The Asian Hornet (Vespa velutina) is a Dangerous predator whose sting has been known to be lethal especially in cases of multiple sting causing allergic reaction known as anaphylaxis. 3 People died in Normandy France during August and September in 2018 as a result of being stung
The Asian Hornet is an omnivore eating Carrion, fish. other insects as well sweet substances such as pollen, jam and Honey so if you think wasps are a problem.
The Asian Hornet is particularly fond of insects that live in nest where they will hover and pick them off, which effect The whole Bee Family and wasps.
What does it look like?
- Distinctive hornet, smaller than our native European Hornet species. A key feature is the almost entirely dark abdomen, except for the 4th segment which is yellow.
- Bright yellow tips to legs (native hornet dark)
- Entirely brown or black thorax (native hornet more orange)
- Workers can be up to 25mm in length.
- Makes very large nests
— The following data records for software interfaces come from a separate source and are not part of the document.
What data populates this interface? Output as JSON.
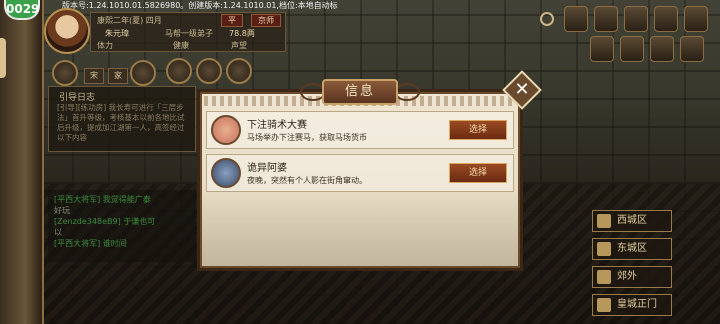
{
  "top": {
    "badge": "0029",
    "version_text": "版本号:1.24.1010.01.5826980。创建版本:1.24.1010.01,档位:本地自动标"
  },
  "player": {
    "date": "康熙二年(夏) 四月",
    "location_tag": "平",
    "city": "京师",
    "name": "朱元璋",
    "title": "马帮一级弟子",
    "money": "78.8两",
    "hp_label": "体力",
    "hp_extra": "健康",
    "extra": "声望"
  },
  "quick_tabs": [
    "宋",
    "家"
  ],
  "log": {
    "title": "引导日志",
    "text": "[引导][练功房] 我长寿可进行「三层步法」首升等级，考核基本以前各地比试后升级，提成加江湖第一人，高签经过以下内容"
  },
  "chat": [
    {
      "channel": "[平西大将军]",
      "text": "我觉得能广泰",
      "color": "#3e8a3a"
    },
    {
      "channel": "",
      "text": "好玩",
      "color": "#8a8a7a"
    },
    {
      "channel": "[Zenzde348eB9]",
      "text": "于谦也可",
      "color": "#3e8a3a"
    },
    {
      "channel": "",
      "text": "以",
      "color": "#8a8a7a"
    },
    {
      "channel": "[平西大将军]",
      "text": "谁时间",
      "color": "#3e8a3a"
    }
  ],
  "districts": [
    "西城区",
    "东城区",
    "郊外",
    "皇城正门"
  ],
  "dialog": {
    "title": "信息",
    "close_label": "✕",
    "events": [
      {
        "title": "下注骑术大赛",
        "desc": "马场举办下注赛马，获取马场货币",
        "button": "选择",
        "icon_color": "#c8705a"
      },
      {
        "title": "诡异阿婆",
        "desc": "夜晚，突然有个人影在街角窜动。",
        "button": "选择",
        "icon_color": "#3a4a6a"
      }
    ]
  }
}
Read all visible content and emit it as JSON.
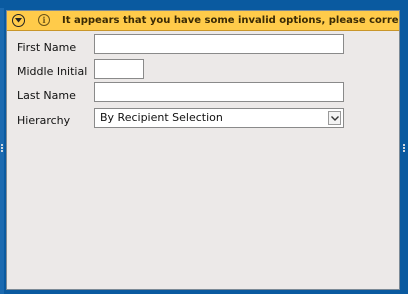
{
  "warning": {
    "message": "It appears that you have some invalid options, please correct the fol",
    "info_glyph": "i",
    "icons": [
      "chevron-down-circle-icon",
      "info-circle-icon"
    ],
    "color": "#ffcb4a"
  },
  "form": {
    "first_name": {
      "label": "First Name",
      "value": ""
    },
    "middle_initial": {
      "label": "Middle Initial",
      "value": ""
    },
    "last_name": {
      "label": "Last Name",
      "value": ""
    },
    "hierarchy": {
      "label": "Hierarchy",
      "selected": "By Recipient Selection"
    }
  },
  "colors": {
    "frame": "#0a5aa0",
    "panel": "#ece9e8",
    "warning_bg": "#ffcb4a"
  }
}
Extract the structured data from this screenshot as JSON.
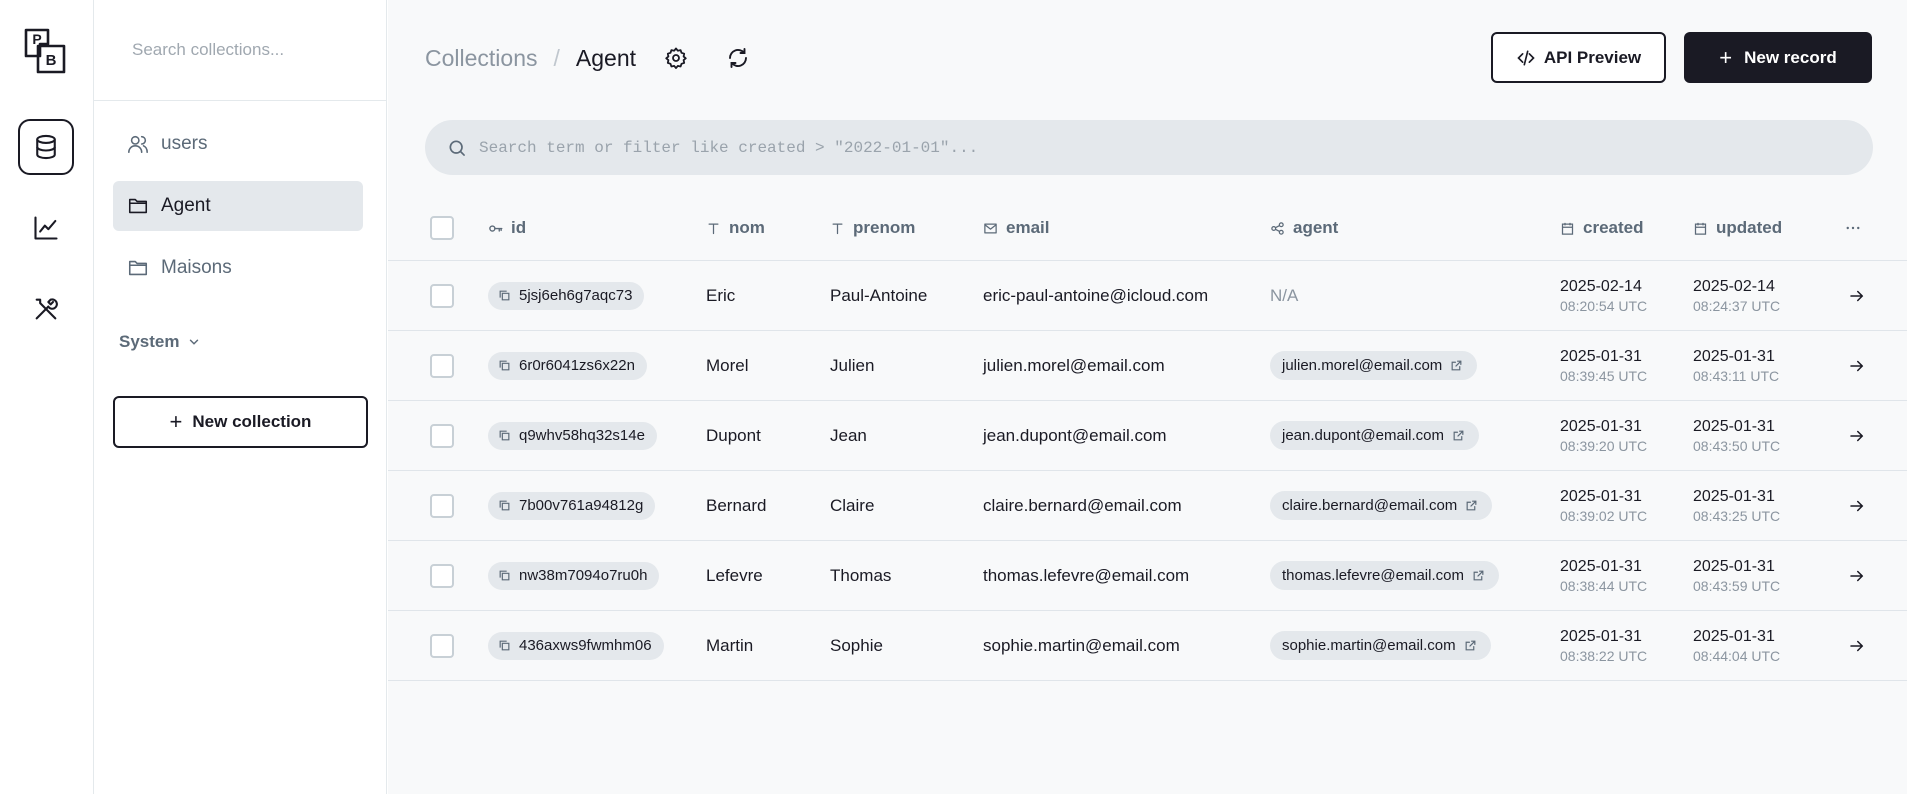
{
  "sidebar": {
    "search_placeholder": "Search collections...",
    "items": [
      {
        "label": "users",
        "icon": "users-icon"
      },
      {
        "label": "Agent",
        "icon": "folder-icon"
      },
      {
        "label": "Maisons",
        "icon": "folder-icon"
      }
    ],
    "system_label": "System",
    "new_collection_label": "New collection"
  },
  "header": {
    "breadcrumb_root": "Collections",
    "breadcrumb_separator": "/",
    "breadcrumb_current": "Agent",
    "api_preview_label": "API Preview",
    "new_record_label": "New record"
  },
  "filter": {
    "placeholder": "Search term or filter like created > \"2022-01-01\"..."
  },
  "table": {
    "columns": {
      "id": "id",
      "nom": "nom",
      "prenom": "prenom",
      "email": "email",
      "agent": "agent",
      "created": "created",
      "updated": "updated"
    },
    "rows": [
      {
        "id": "5jsj6eh6g7aqc73",
        "nom": "Eric",
        "prenom": "Paul-Antoine",
        "email": "eric-paul-antoine@icloud.com",
        "agent": "N/A",
        "created_date": "2025-02-14",
        "created_time": "08:20:54 UTC",
        "updated_date": "2025-02-14",
        "updated_time": "08:24:37 UTC"
      },
      {
        "id": "6r0r6041zs6x22n",
        "nom": "Morel",
        "prenom": "Julien",
        "email": "julien.morel@email.com",
        "agent": "julien.morel@email.com",
        "created_date": "2025-01-31",
        "created_time": "08:39:45 UTC",
        "updated_date": "2025-01-31",
        "updated_time": "08:43:11 UTC"
      },
      {
        "id": "q9whv58hq32s14e",
        "nom": "Dupont",
        "prenom": "Jean",
        "email": "jean.dupont@email.com",
        "agent": "jean.dupont@email.com",
        "created_date": "2025-01-31",
        "created_time": "08:39:20 UTC",
        "updated_date": "2025-01-31",
        "updated_time": "08:43:50 UTC"
      },
      {
        "id": "7b00v761a94812g",
        "nom": "Bernard",
        "prenom": "Claire",
        "email": "claire.bernard@email.com",
        "agent": "claire.bernard@email.com",
        "created_date": "2025-01-31",
        "created_time": "08:39:02 UTC",
        "updated_date": "2025-01-31",
        "updated_time": "08:43:25 UTC"
      },
      {
        "id": "nw38m7094o7ru0h",
        "nom": "Lefevre",
        "prenom": "Thomas",
        "email": "thomas.lefevre@email.com",
        "agent": "thomas.lefevre@email.com",
        "created_date": "2025-01-31",
        "created_time": "08:38:44 UTC",
        "updated_date": "2025-01-31",
        "updated_time": "08:43:59 UTC"
      },
      {
        "id": "436axws9fwmhm06",
        "nom": "Martin",
        "prenom": "Sophie",
        "email": "sophie.martin@email.com",
        "agent": "sophie.martin@email.com",
        "created_date": "2025-01-31",
        "created_time": "08:38:22 UTC",
        "updated_date": "2025-01-31",
        "updated_time": "08:44:04 UTC"
      }
    ]
  },
  "colors": {
    "primary_dark": "#1a1a24",
    "muted_text": "#5c6a78",
    "chip_bg": "#e4e8ec",
    "main_bg": "#f8f9fa"
  }
}
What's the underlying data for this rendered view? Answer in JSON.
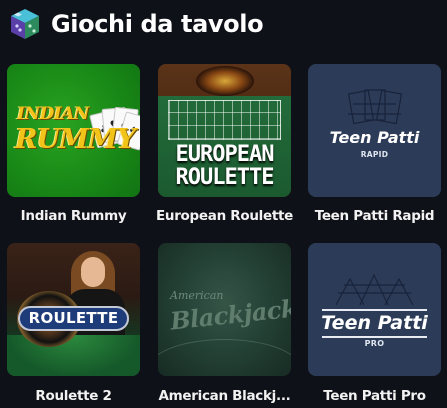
{
  "header": {
    "title": "Giochi da tavolo",
    "icon": "cube-icon"
  },
  "games": [
    {
      "label": "Indian Rummy",
      "art_line1": "INDIAN",
      "art_line2": "RUMMY"
    },
    {
      "label": "European Roulette",
      "art_line1": "EUROPEAN",
      "art_line2": "ROULETTE"
    },
    {
      "label": "Teen Patti Rapid",
      "art_name": "Teen Patti",
      "art_sub": "RAPID"
    },
    {
      "label": "Roulette 2",
      "art_badge": "ROULETTE"
    },
    {
      "label": "American Blackj...",
      "art_line1": "American",
      "art_line2": "Blackjack"
    },
    {
      "label": "Teen Patti Pro",
      "art_name": "Teen Patti",
      "art_sub": "PRO"
    }
  ],
  "colors": {
    "background": "#0f1118",
    "teen_patti_tile": "#2c3c58",
    "rummy_gold": "#f2c419",
    "roulette_badge": "#1e3c79"
  }
}
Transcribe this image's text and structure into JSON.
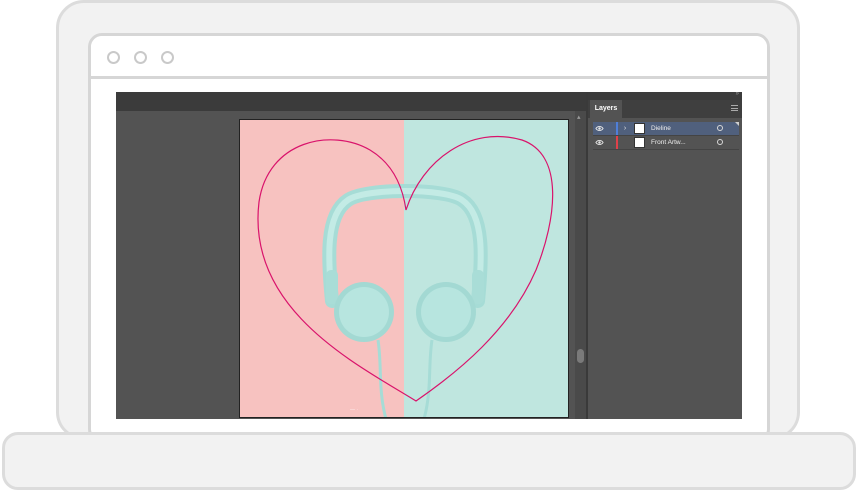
{
  "colors": {
    "device_frame": "#f2f2f2",
    "app_background": "#535353",
    "artboard_left": "#f7c2c0",
    "artboard_right": "#bfe6df",
    "dieline_stroke": "#d9136b",
    "selection_highlight": "#50607d"
  },
  "window": {
    "controls": [
      "window-dot-icon",
      "window-dot-icon",
      "window-dot-icon"
    ]
  },
  "canvas": {
    "artboard_label": "— ·"
  },
  "layers_panel": {
    "collapse_icon": "double-chevron-right-icon",
    "tab_label": "Layers",
    "menu_icon": "hamburger-menu-icon",
    "layers": [
      {
        "name": "Dieline",
        "visible": true,
        "selected": true,
        "color": "#4f7fd8",
        "expander": "›"
      },
      {
        "name": "Front Artw...",
        "visible": true,
        "selected": false,
        "color": "#e0414a",
        "expander": ""
      }
    ]
  }
}
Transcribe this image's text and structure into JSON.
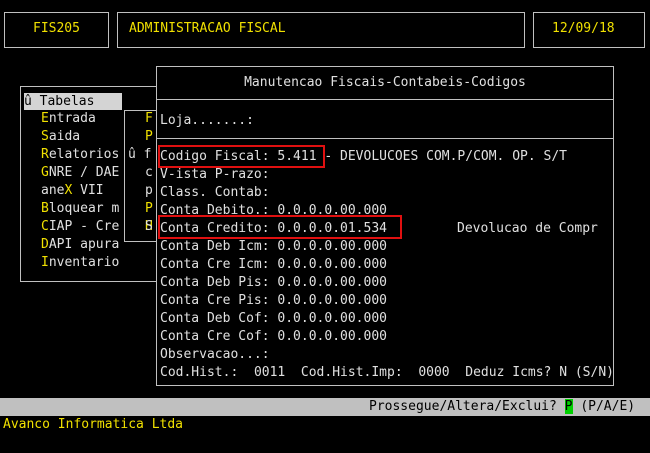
{
  "header": {
    "program_code": "FIS205",
    "module_title": "ADMINISTRACAO FISCAL",
    "date": "12/09/18"
  },
  "left_menu": {
    "title": "û Tabelas",
    "items": [
      {
        "hotkey": "E",
        "rest": "ntrada"
      },
      {
        "hotkey": "S",
        "rest": "aida"
      },
      {
        "hotkey": "R",
        "rest": "elatorios"
      },
      {
        "hotkey": "G",
        "rest": "NRE / DAE"
      },
      {
        "pre": "ane",
        "hotkey": "X",
        "rest": " VII"
      },
      {
        "hotkey": "B",
        "rest": "loquear m"
      },
      {
        "hotkey": "C",
        "rest": "IAP - Cre"
      },
      {
        "hotkey": "D",
        "rest": "API apura"
      },
      {
        "hotkey": "I",
        "rest": "nventario"
      }
    ]
  },
  "sub_menu": {
    "items": [
      {
        "hotkey": "F",
        "rest": ""
      },
      {
        "hotkey": "P",
        "rest": ""
      },
      {
        "hotkey": "",
        "rest": "û f"
      },
      {
        "hotkey": "",
        "rest": "c"
      },
      {
        "hotkey": "",
        "rest": "p"
      },
      {
        "hotkey": "P",
        "rest": ""
      },
      {
        "hotkey": "H",
        "rest": ""
      },
      {
        "hotkey": "",
        "rest": "S"
      }
    ]
  },
  "dialog": {
    "title": "Manutencao Fiscais-Contabeis-Codigos",
    "loja_label": "Loja.......:",
    "fields": [
      {
        "label": "Codigo Fiscal:",
        "value": "5.411",
        "extra": "- DEVOLUCOES COM.P/COM. OP. S/T"
      },
      {
        "label": "V-ista P-razo:",
        "value": "",
        "extra": ""
      },
      {
        "label": "Class. Contab:",
        "value": "",
        "extra": ""
      },
      {
        "label": "Conta Debito.:",
        "value": "0.0.0.0.00.000",
        "extra": ""
      },
      {
        "label": "Conta Credito:",
        "value": "0.0.0.0.01.534",
        "extra": "Devolucao de Compr"
      },
      {
        "label": "Conta Deb Icm:",
        "value": "0.0.0.0.00.000",
        "extra": ""
      },
      {
        "label": "Conta Cre Icm:",
        "value": "0.0.0.0.00.000",
        "extra": ""
      },
      {
        "label": "Conta Deb Pis:",
        "value": "0.0.0.0.00.000",
        "extra": ""
      },
      {
        "label": "Conta Cre Pis:",
        "value": "0.0.0.0.00.000",
        "extra": ""
      },
      {
        "label": "Conta Deb Cof:",
        "value": "0.0.0.0.00.000",
        "extra": ""
      },
      {
        "label": "Conta Cre Cof:",
        "value": "0.0.0.0.00.000",
        "extra": ""
      },
      {
        "label": "Observacao...:",
        "value": "",
        "extra": ""
      }
    ],
    "bottom": {
      "cod_hist_label": "Cod.Hist.:",
      "cod_hist_value": "0011",
      "cod_hist_imp_label": "Cod.Hist.Imp:",
      "cod_hist_imp_value": "0000",
      "deduz_label": "Deduz Icms?",
      "deduz_value": "N",
      "deduz_options": "(S/N)"
    }
  },
  "status_bar": {
    "prompt": "Prossegue/Altera/Exclui?",
    "input_value": "P",
    "options": "(P/A/E)"
  },
  "footer": {
    "company": "Avanco Informatica Ltda"
  }
}
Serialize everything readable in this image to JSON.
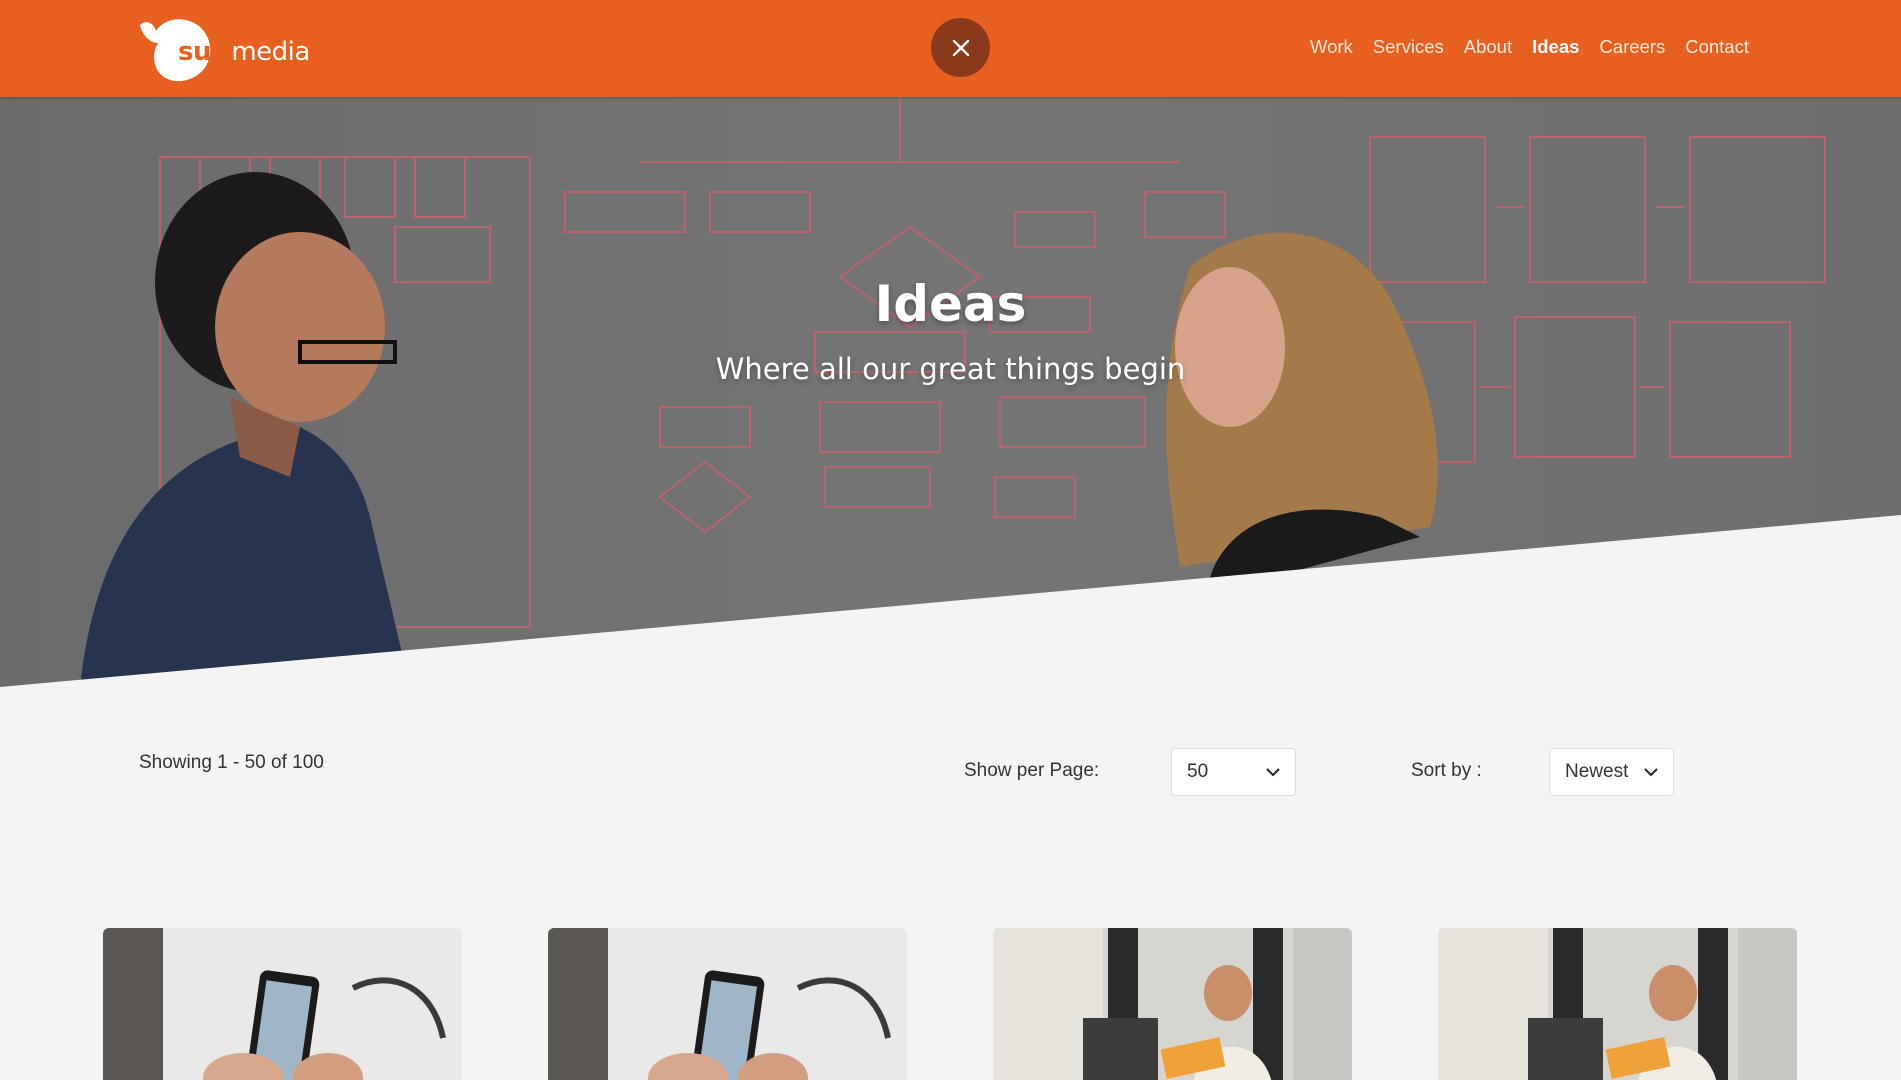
{
  "header": {
    "logo_text_bold": "suit",
    "logo_text_light": "media",
    "nav": [
      {
        "label": "Work",
        "active": false
      },
      {
        "label": "Services",
        "active": false
      },
      {
        "label": "About",
        "active": false
      },
      {
        "label": "Ideas",
        "active": true
      },
      {
        "label": "Careers",
        "active": false
      },
      {
        "label": "Contact",
        "active": false
      }
    ],
    "close_icon": "close-icon"
  },
  "hero": {
    "title": "Ideas",
    "subtitle": "Where all our great things begin"
  },
  "toolbar": {
    "showing": "Showing 1 - 50 of 100",
    "per_page_label": "Show per Page:",
    "per_page_value": "50",
    "sort_label": "Sort by :",
    "sort_value": "Newest"
  },
  "cards": [
    {
      "image": "phone-in-hands-photo"
    },
    {
      "image": "phone-in-hands-photo"
    },
    {
      "image": "man-reading-at-desk-photo"
    },
    {
      "image": "man-reading-at-desk-photo"
    }
  ],
  "colors": {
    "brand": "#e8601f",
    "close_button": "#8a3a1c",
    "page_bg": "#f4f4f4"
  }
}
- Most likely to be confused with European Hornet. Less likely to be confused with queen Median Wasp.
- Main difference between European Hornet and Asian Hornet is the latter is slightly smaller, has characteristic yellow legs, a dark velvety thorax and a dark abdomen with a distinctive yellow band on the fourth segment.
- What should I do if I come across an Asian Hornet?
- Stay away from their nests to avoid group attack, they do not generally sting without provocation.
- Don’t run. They can fly faster than you can run and are intrigued by moving targets and consider running a provocation. Crouch low to the ground, stop moving and try to cover your head.
- Giant hornets are excited by bright colours so wear brown or black.
- They are drawn to perfume and aftershave.
- They’re also agitated by the smell of alcohol.
- Sightings should be sent with a photograph and location details to firstname.lastname@example.org
- Do not under any circumstances disturb or provoke an active hornets’ nest
The cost of eradication on private land will be met by the Animal and Plant Health Agency, who can be contacted through Defra on the Defra Rural Services Helpline on 03000 200 301. The Helpline is open Monday to Friday, 8.30am to 5pm. There is an out of hours facility on the same number for reporting suspicion of disease in animals. You can also email email@example.com